There are a number of things to consider when testing your research hypothesis in the Humanities discipline.
A hypothesis is:
- An assertion, conjecture or premise, subject to verification via research
- The consequence of organizing our questions and other information
- The expected answers that grow out of the research question
How do you evaluate your hypotheses?
You should ask yourself:
- Is it a logical, well-focused, internally consistent hypothesis?
- Does it correspond to the available, relevant source testimony?
- Does it use the absolute minimum of abstract constructs and unstated assumptions within the hypothesis?
- Is it testable?
- Is it falsifiable?
An example of a bad tripartite hypothesis is:
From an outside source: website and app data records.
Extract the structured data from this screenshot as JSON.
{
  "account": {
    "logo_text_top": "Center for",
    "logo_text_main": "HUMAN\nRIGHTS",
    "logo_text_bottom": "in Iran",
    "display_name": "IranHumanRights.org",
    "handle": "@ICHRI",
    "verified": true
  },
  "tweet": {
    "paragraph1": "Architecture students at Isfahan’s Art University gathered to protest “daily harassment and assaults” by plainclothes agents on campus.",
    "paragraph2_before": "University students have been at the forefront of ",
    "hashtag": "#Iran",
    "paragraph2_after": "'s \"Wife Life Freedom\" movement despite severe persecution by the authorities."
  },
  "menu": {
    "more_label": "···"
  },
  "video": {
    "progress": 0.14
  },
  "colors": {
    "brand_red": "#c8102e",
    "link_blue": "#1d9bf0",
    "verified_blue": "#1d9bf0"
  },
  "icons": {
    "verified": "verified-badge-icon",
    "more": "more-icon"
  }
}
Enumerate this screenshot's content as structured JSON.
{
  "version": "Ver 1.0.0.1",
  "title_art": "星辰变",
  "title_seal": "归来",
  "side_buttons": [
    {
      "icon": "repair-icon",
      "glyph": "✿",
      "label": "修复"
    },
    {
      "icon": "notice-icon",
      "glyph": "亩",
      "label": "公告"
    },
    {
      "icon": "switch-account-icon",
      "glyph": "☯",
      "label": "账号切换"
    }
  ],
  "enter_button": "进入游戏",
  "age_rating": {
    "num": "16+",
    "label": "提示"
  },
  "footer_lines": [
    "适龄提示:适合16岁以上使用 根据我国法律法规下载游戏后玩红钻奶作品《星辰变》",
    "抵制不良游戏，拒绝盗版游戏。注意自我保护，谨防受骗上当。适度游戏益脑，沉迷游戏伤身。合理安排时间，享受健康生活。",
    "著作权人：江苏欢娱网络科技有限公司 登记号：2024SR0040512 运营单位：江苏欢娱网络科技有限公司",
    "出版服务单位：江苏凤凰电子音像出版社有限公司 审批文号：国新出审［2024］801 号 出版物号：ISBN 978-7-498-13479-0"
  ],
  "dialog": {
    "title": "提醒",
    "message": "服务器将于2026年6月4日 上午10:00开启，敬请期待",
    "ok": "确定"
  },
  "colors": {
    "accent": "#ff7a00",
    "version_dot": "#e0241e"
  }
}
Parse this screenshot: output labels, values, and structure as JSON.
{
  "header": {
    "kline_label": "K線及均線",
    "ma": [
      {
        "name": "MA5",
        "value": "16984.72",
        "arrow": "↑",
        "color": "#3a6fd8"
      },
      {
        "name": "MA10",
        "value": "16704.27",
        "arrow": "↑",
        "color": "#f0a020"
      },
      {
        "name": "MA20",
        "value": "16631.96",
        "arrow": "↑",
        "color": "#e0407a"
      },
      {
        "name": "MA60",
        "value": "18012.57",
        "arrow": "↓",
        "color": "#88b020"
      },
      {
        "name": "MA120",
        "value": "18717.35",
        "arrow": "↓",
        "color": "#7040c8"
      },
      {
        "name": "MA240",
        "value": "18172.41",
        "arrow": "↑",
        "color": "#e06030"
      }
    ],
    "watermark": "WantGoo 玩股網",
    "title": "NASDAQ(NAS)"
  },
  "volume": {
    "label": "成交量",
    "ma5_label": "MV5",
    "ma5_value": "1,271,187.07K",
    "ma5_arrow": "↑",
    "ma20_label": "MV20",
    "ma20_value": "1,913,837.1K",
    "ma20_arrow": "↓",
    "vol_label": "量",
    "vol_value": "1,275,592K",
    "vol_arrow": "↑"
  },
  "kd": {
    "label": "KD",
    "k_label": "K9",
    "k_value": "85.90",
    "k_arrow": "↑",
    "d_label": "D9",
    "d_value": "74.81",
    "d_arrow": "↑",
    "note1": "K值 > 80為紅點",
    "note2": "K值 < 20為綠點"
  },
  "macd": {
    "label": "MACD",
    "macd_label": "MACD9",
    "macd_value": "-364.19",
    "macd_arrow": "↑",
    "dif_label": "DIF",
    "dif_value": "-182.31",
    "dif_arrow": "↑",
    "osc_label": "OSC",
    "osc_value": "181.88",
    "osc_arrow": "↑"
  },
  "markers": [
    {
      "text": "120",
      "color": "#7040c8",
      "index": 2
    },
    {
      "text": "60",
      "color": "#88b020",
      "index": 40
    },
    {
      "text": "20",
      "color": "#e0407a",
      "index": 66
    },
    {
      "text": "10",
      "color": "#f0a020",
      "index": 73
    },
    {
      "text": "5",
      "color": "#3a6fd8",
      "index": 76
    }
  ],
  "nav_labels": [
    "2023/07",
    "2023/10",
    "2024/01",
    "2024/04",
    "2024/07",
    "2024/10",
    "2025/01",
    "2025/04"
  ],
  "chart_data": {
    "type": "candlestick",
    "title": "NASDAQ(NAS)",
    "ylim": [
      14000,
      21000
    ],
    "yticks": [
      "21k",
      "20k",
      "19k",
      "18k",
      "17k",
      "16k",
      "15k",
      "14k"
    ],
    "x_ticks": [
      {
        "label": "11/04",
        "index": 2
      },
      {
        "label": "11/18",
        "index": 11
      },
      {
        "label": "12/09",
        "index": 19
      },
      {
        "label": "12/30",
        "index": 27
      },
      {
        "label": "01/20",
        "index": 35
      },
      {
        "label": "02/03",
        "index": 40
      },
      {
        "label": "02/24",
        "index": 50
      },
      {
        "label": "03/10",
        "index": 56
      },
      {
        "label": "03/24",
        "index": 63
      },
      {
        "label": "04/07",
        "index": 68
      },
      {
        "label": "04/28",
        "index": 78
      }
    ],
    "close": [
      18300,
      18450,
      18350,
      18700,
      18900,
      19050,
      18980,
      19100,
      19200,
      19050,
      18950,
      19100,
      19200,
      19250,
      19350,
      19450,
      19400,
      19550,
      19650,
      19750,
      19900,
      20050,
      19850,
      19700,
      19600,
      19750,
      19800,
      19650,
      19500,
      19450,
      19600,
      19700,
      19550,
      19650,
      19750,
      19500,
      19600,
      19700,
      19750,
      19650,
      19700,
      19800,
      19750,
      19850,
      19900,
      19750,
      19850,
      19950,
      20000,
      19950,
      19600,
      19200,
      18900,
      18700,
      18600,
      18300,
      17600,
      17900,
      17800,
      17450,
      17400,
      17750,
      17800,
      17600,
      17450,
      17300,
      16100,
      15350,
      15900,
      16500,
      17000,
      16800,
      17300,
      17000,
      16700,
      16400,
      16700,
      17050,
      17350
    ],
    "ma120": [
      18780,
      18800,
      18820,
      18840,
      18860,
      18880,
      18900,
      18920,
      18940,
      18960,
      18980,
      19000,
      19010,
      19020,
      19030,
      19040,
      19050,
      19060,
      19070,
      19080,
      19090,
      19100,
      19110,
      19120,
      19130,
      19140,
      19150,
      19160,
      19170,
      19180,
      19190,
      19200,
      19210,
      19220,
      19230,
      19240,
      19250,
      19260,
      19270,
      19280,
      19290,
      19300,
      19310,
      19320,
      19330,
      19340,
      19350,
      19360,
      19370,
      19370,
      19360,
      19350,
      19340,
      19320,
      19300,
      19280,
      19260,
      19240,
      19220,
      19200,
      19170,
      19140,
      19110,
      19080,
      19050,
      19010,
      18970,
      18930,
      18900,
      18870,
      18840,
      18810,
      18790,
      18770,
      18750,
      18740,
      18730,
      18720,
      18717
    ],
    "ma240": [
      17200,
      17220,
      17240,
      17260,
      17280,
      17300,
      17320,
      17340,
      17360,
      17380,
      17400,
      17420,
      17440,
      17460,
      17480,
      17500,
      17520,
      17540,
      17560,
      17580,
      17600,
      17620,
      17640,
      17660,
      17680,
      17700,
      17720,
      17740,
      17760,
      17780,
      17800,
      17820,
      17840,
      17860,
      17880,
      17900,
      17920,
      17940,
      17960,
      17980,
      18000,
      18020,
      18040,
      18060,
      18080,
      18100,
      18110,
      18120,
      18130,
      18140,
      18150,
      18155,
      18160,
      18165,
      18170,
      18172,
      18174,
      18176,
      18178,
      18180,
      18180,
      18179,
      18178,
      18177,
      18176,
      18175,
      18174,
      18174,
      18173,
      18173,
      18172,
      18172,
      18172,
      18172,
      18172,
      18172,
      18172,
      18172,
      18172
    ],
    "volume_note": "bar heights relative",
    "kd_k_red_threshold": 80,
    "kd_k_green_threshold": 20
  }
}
- That texts by Woolf, Wharton, and Cather reflect themes of concern to women.
- That this represents a feminine contribution to the canon.
- That their previous exclusion appears to stem from two biases.
An example of a good tripartite hypothesis is:
- That the specific texts by Woolf, Wharton, and Cather to be considered are marked by a sense of female power as the writers self-consciously reconfigure the masculine war novel to reflect themes of concern to women: namely, the effect of war on the community and the family, the preservation of a demolished culture through art, and a critique of patriarchal values and antiquated notions of gender.
- That these acts of self-assertion represent a uniquely feminine contribution to Modernist expression and, as such, deserve a place in the canon.
- That their previous exclusion appears to stem from two critical biases: the assumption that only men, particularly those who have been soldiers, can depict the War; and that the themes emphasized by women writers trivialize the horror of War, by displacing it onto concerns of lesser importance.
The formulation of the hypothesis can be the most difficult part of the entire thesis process. Why?
- It serves as the outline, flow chart, or general recipe for the whole project
- It must be thorough - but not necessarily immense
- It must be clear, precise, and succinct
- It must be defensible on theoretical grounds and logistically feasible
- It must honestly consider its own shortcomings and limitations
That means substantial research must be completed before it will be possible to construct an initial hypothesis.
You may find:
- Matters rarely proceed as smoothly as you might like
- It is possible that data or answers will differ from those you expected
- Perhaps someone else has already tested your hypothesis or answered your questions
- Perhaps the hypothesis was based on a misunderstanding or an erroneous assumption
- Perhaps you discover something unexpected, which completely changes the research situation